When I've finished this short series on X Change Berlin, I mean to circle back to this topic in some depth and show how it works. It's rapidly become our standard approach to delivering powerful enterprise reporting and I'm pretty happy with it.
Not all the interesting strategies for avoiding report fatigue reside in the reports. Another intriguing part of the discussion focused on the socialization of reports. I've seen first-hand that some of our most successful clients socialize their reports in person. Instead of sending out reports, the analytics team meets with report consumers on a monthly basis to walk through the data. I think that's terrific. Not only does it deliver better understanding of the data to report consumers, it creates a true two-way communication of business issues and concerns. And if an analyst has nothing to talk about, it forces people to update the report set to keep it interesting. It's an extremely healthy process for everyone involved.

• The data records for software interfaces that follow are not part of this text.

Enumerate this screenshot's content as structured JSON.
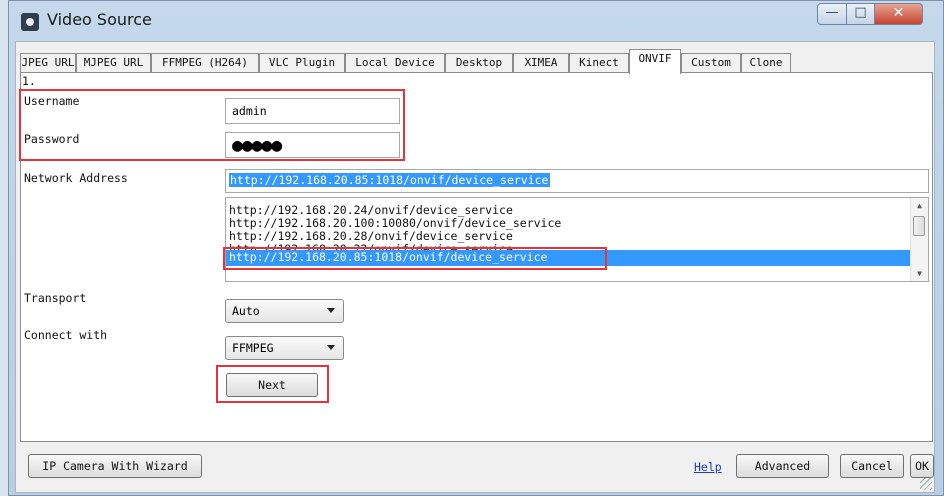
{
  "window": {
    "title": "Video Source",
    "minimize_glyph": "—",
    "maximize_glyph": "□",
    "close_glyph": "✕"
  },
  "tabs": [
    {
      "label": "JPEG URL"
    },
    {
      "label": "MJPEG URL"
    },
    {
      "label": "FFMPEG (H264)"
    },
    {
      "label": "VLC Plugin"
    },
    {
      "label": "Local Device"
    },
    {
      "label": "Desktop"
    },
    {
      "label": "XIMEA"
    },
    {
      "label": "Kinect"
    },
    {
      "label": "ONVIF",
      "active": true
    },
    {
      "label": "Custom"
    },
    {
      "label": "Clone"
    }
  ],
  "step_label": "1.",
  "form": {
    "username_label": "Username",
    "username_value": "admin",
    "password_label": "Password",
    "password_mask": "●●●●●",
    "network_address_label": "Network Address",
    "network_address_value": "http://192.168.20.85:1018/onvif/device_service",
    "address_list": [
      "http://192.168.20.24/onvif/device_service",
      "http://192.168.20.100:10080/onvif/device_service",
      "http://192.168.20.28/onvif/device_service",
      "http://192.168.20.22/onvif/device_service",
      "http://192.168.20.85:1018/onvif/device_service"
    ],
    "selected_address": "http://192.168.20.85:1018/onvif/device_service",
    "transport_label": "Transport",
    "transport_value": "Auto",
    "connect_with_label": "Connect with",
    "connect_with_value": "FFMPEG",
    "next_button": "Next"
  },
  "footer": {
    "wizard_button": "IP Camera With Wizard",
    "help_link": "Help",
    "advanced_button": "Advanced",
    "cancel_button": "Cancel",
    "ok_button": "OK"
  },
  "colors": {
    "highlight": "#e8333a",
    "selection": "#3399ff"
  }
}
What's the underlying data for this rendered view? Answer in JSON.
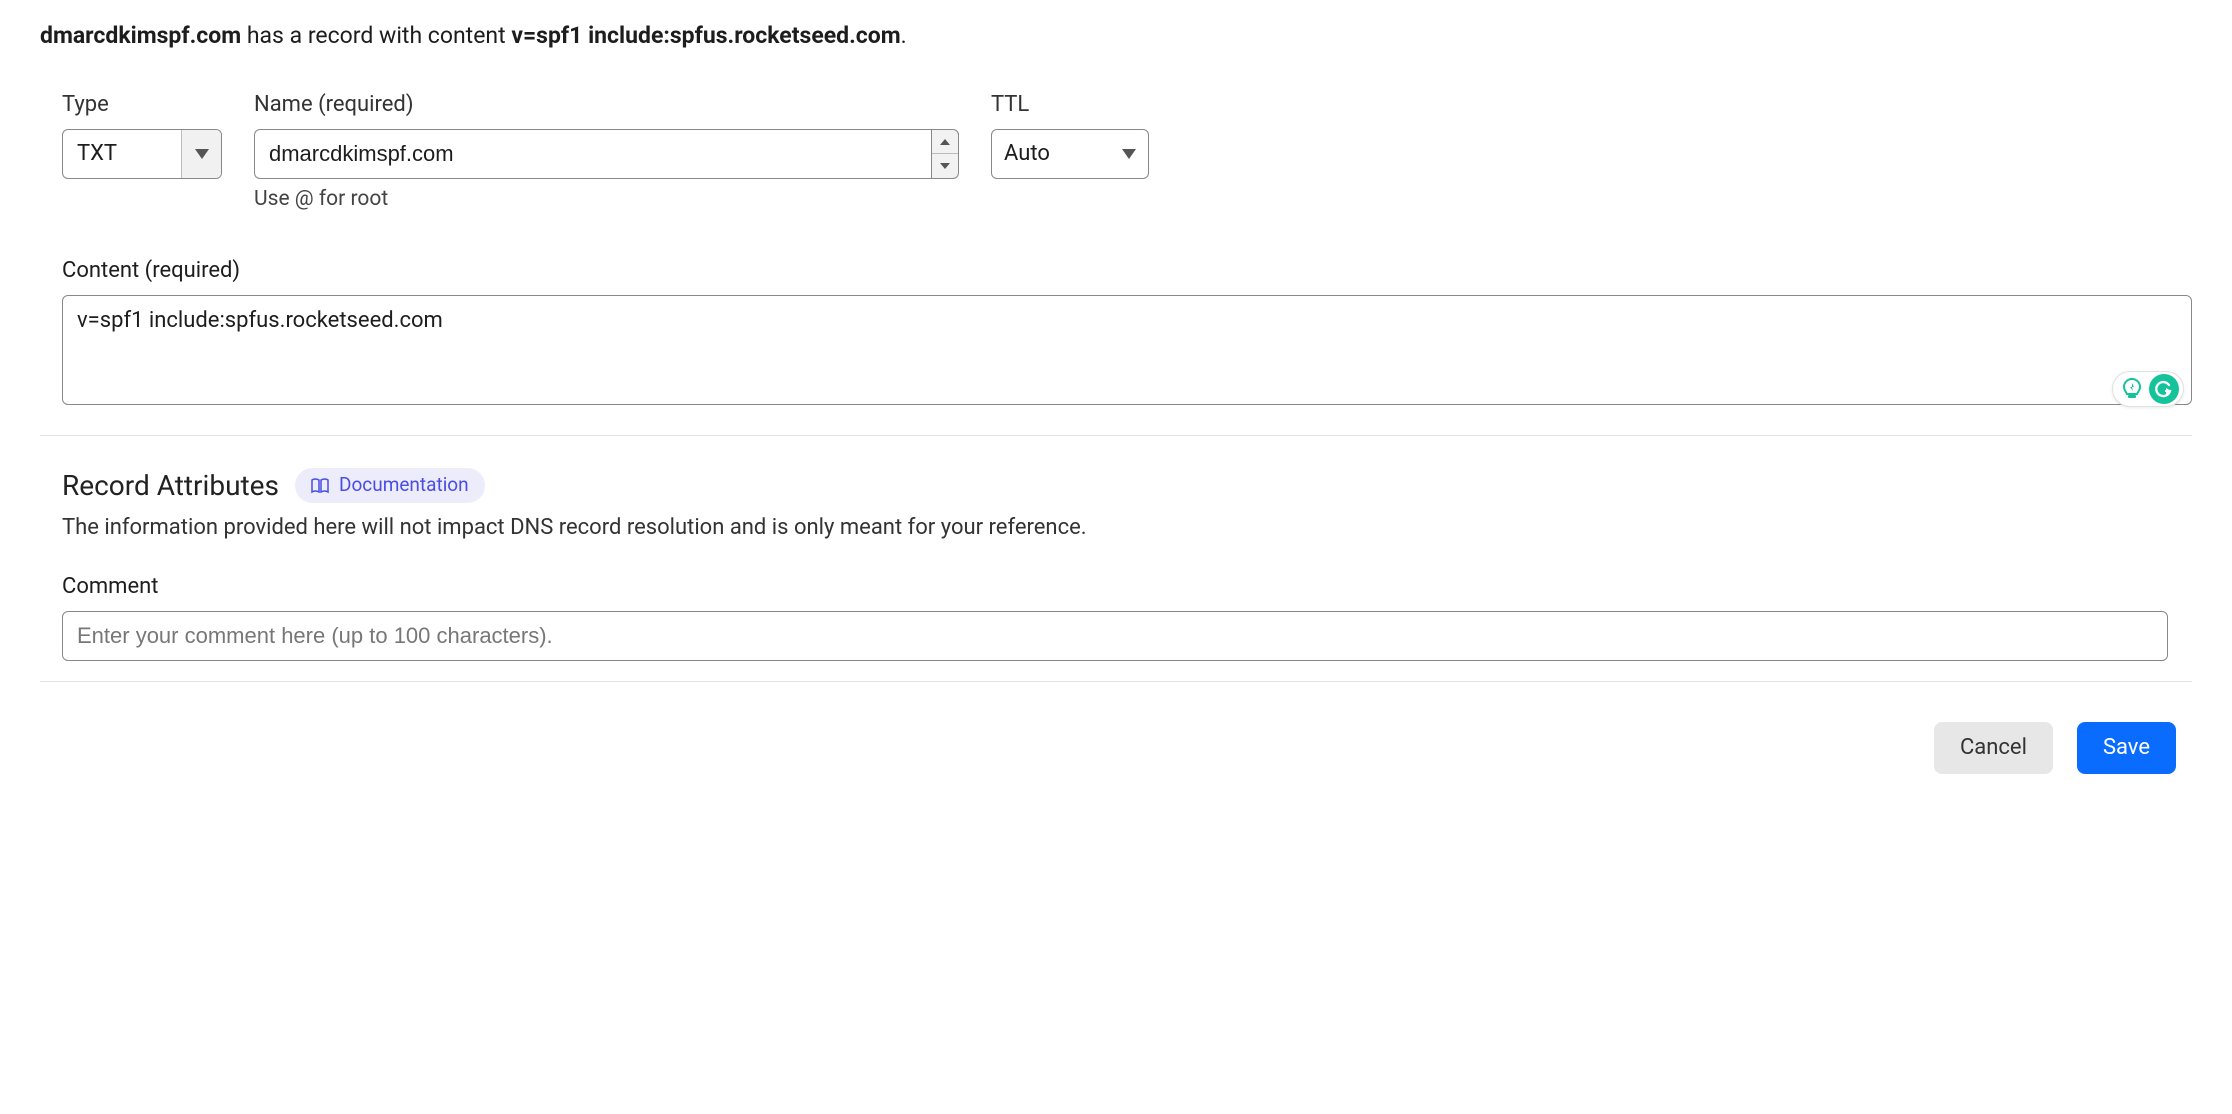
{
  "header": {
    "domain": "dmarcdkimspf.com",
    "middle_text": " has a record with content ",
    "record_content": "v=spf1 include:spfus.rocketseed.com",
    "suffix": "."
  },
  "typeField": {
    "label": "Type",
    "value": "TXT"
  },
  "nameField": {
    "label": "Name (required)",
    "value": "dmarcdkimspf.com",
    "helper": "Use @ for root"
  },
  "ttlField": {
    "label": "TTL",
    "value": "Auto"
  },
  "contentField": {
    "label": "Content (required)",
    "value": "v=spf1 include:spfus.rocketseed.com"
  },
  "attributes": {
    "title": "Record Attributes",
    "doc_label": "Documentation",
    "description": "The information provided here will not impact DNS record resolution and is only meant for your reference."
  },
  "commentField": {
    "label": "Comment",
    "placeholder": "Enter your comment here (up to 100 characters)."
  },
  "buttons": {
    "cancel": "Cancel",
    "save": "Save"
  }
}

But in Berlin I also heard a really novel approach that doesn't have quite the benefits in terms of back-and-forth communication but offers more scalability and an interesting way to tackle report fatigue. One of the analysts in the Huddle creates short webinar videos for each reporting cycle (usually 2-3 minutes) that cover the highlights of the data. The video accompanies the reports.
That's a great way to do annotation - almost like a water-cooler conversation to pass on what's really important. It's quick, easily absorbed, probably more interesting and more attention capturing than ANY on-report annotation or presentation strategy and it's fairly efficient to do. I've never seen this technique before, but I think it's a wonderful idea.
Reporting fatigue is one of those issues that people never seem to worry about until they've been down the aisle a few times. The promise of fancier tools, better KPIs, nicer infographics, etc. always seem so alluring. But the reality is that none of these approaches will solve or even come close to solving the recurrent problem of reporting fatigue. In fact, they often make the problem progressively worse.
Reporting fatigue is so fundamental to the exercise that it may, in one sense, be impossible to banish. You can only read even the greatest of books so many times. You can only stand so long before even a very great painting. But there are a variety of strategies for taming the beast or keeping it longer at bay. From shorter report life-cycles to alerting systems to model-based reporting to superior socialization and annotation techniques, there are ways to make reporting better and more interesting. Ignore them at your peril. Even for da Vinci, yawns are never far away.